This article claims that ants do sense approaching rain and modify their activities in preparation. The claim is not sourced. This weather site also speaks of ant mound-building before a rain but frankly places it in the "some folks say" category. The AntBlog is associated with AntWeb, a large multi-university-affiliated database. The author of the linked blog states that ants can sense humidity with their antennae, which strikes me as a plausible means of anticipating rain.
That ants might sense changes in barometric pressure is an intriguing idea but has not to my knowledge been demonstrated.
A 2010 article in Journal of Neurophysiology reports an almost unbelievable sensitivity to temperature in ant antennae, allowing them in principle to sense minute temperature changes ($0.005^o$C) over a wide range of temperatures and over 0.2 second time intervals (5Hz). This is said to assist them in orientation in their microenvironment but I think it goes a long way to accounting for an ability to detect looming weather fronts. Humans can sometimes 'smell' rain and we can detect gross temperature changes that almost always accompany rain, but to be able to detect humidity and micro-scale temperature changes would give the ants a real advantage in forecasting. After all, not all rainstorms are preceded by a dramatic drop in temperature but probably the majority are preceded by minute step-wise drops in temperature that evidently the ants can sense.
So while I think the building activity may be anecdotal (and probably true for some species) the ability to sense humidity changes and micro-scale temperature changes accounts for their ability to sense rain ahead of time.
Ants are very well-studied and it's hard to rule out that one has missed something.

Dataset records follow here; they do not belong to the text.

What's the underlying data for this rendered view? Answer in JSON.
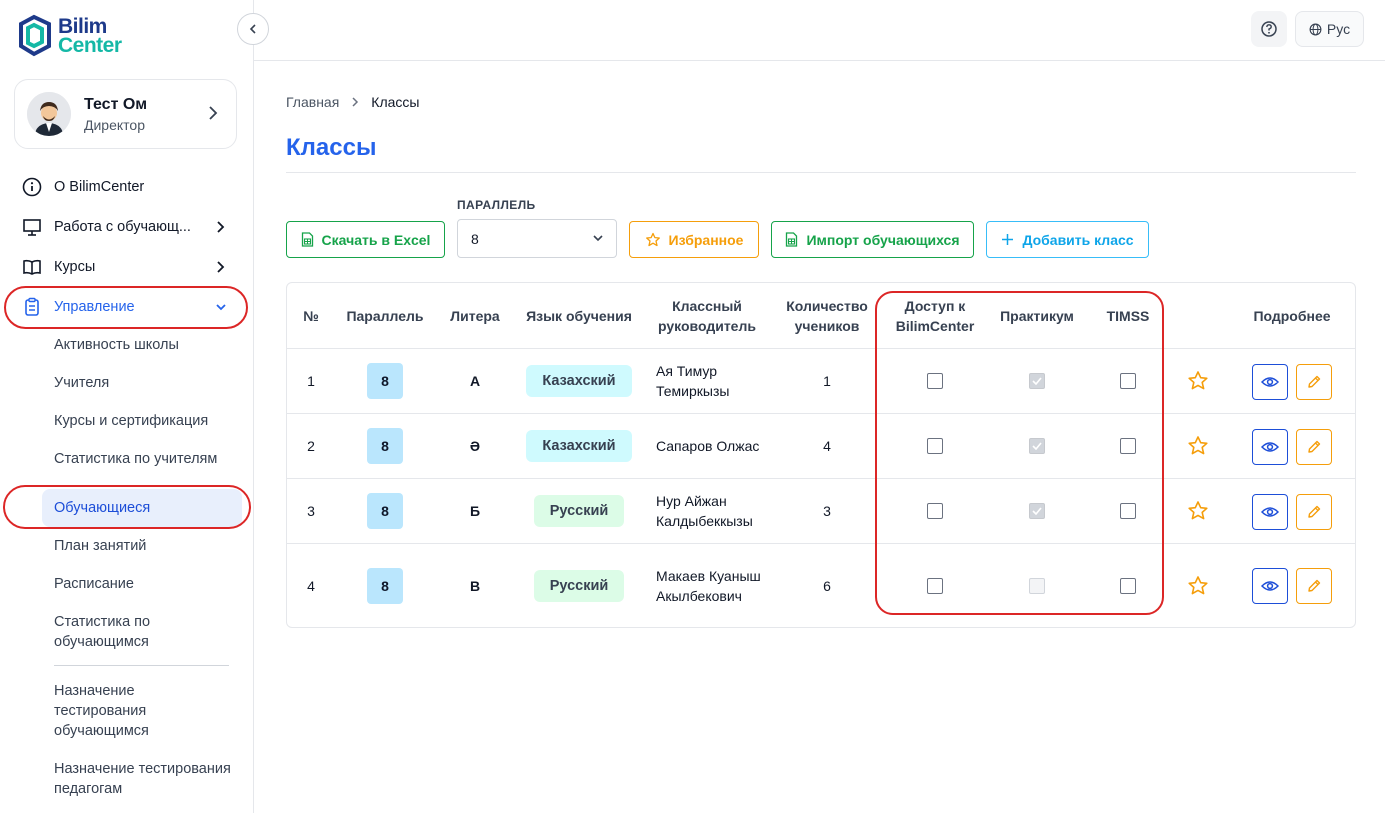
{
  "brand": {
    "line1": "Bilim",
    "line2": "Center"
  },
  "profile": {
    "name": "Тест Ом",
    "role": "Директор"
  },
  "nav": {
    "about": "О BilimCenter",
    "students_work": "Работа с обучающ...",
    "courses": "Курсы",
    "management": "Управление"
  },
  "subnav": [
    "Активность школы",
    "Учителя",
    "Курсы и сертификация",
    "Статистика по учителям",
    "Обучающиеся",
    "План занятий",
    "Расписание",
    "Статистика по обучающимся",
    "Назначение тестирования обучающимся",
    "Назначение тестирования педагогам"
  ],
  "header": {
    "lang": "Рус"
  },
  "breadcrumb": {
    "home": "Главная",
    "current": "Классы"
  },
  "page": {
    "title": "Классы"
  },
  "toolbar": {
    "excel": "Скачать в Excel",
    "filter_label": "ПАРАЛЛЕЛЬ",
    "filter_value": "8",
    "favorites": "Избранное",
    "import": "Импорт обучающихся",
    "add": "Добавить класс"
  },
  "table": {
    "headers": {
      "num": "№",
      "parallel": "Параллель",
      "litera": "Литера",
      "lang": "Язык обучения",
      "teacher": "Классный руководитель",
      "count": "Количество учеников",
      "access": "Доступ к BilimCenter",
      "practicum": "Практикум",
      "timss": "TIMSS",
      "details": "Подробнее"
    },
    "rows": [
      {
        "num": "1",
        "parallel": "8",
        "litera": "А",
        "lang": "Казахский",
        "teacher": "Ая Тимур Темиркызы",
        "count": "1",
        "access": false,
        "practicum": "checked",
        "timss": false
      },
      {
        "num": "2",
        "parallel": "8",
        "litera": "Ә",
        "lang": "Казахский",
        "teacher": "Сапаров Олжас",
        "count": "4",
        "access": false,
        "practicum": "checked",
        "timss": false
      },
      {
        "num": "3",
        "parallel": "8",
        "litera": "Б",
        "lang": "Русский",
        "teacher": "Нур Айжан Калдыбеккызы",
        "count": "3",
        "access": false,
        "practicum": "checked",
        "timss": false
      },
      {
        "num": "4",
        "parallel": "8",
        "litera": "В",
        "lang": "Русский",
        "teacher": "Макаев Куаныш Акылбекович",
        "count": "6",
        "access": false,
        "practicum": "disabled",
        "timss": false
      }
    ]
  },
  "colors": {
    "accent": "#2563eb",
    "green": "#16a34a",
    "orange": "#f59e0b",
    "highlight": "#dc2626"
  }
}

There are a few "ask the expert" questions on this topic online and no one seemed sure.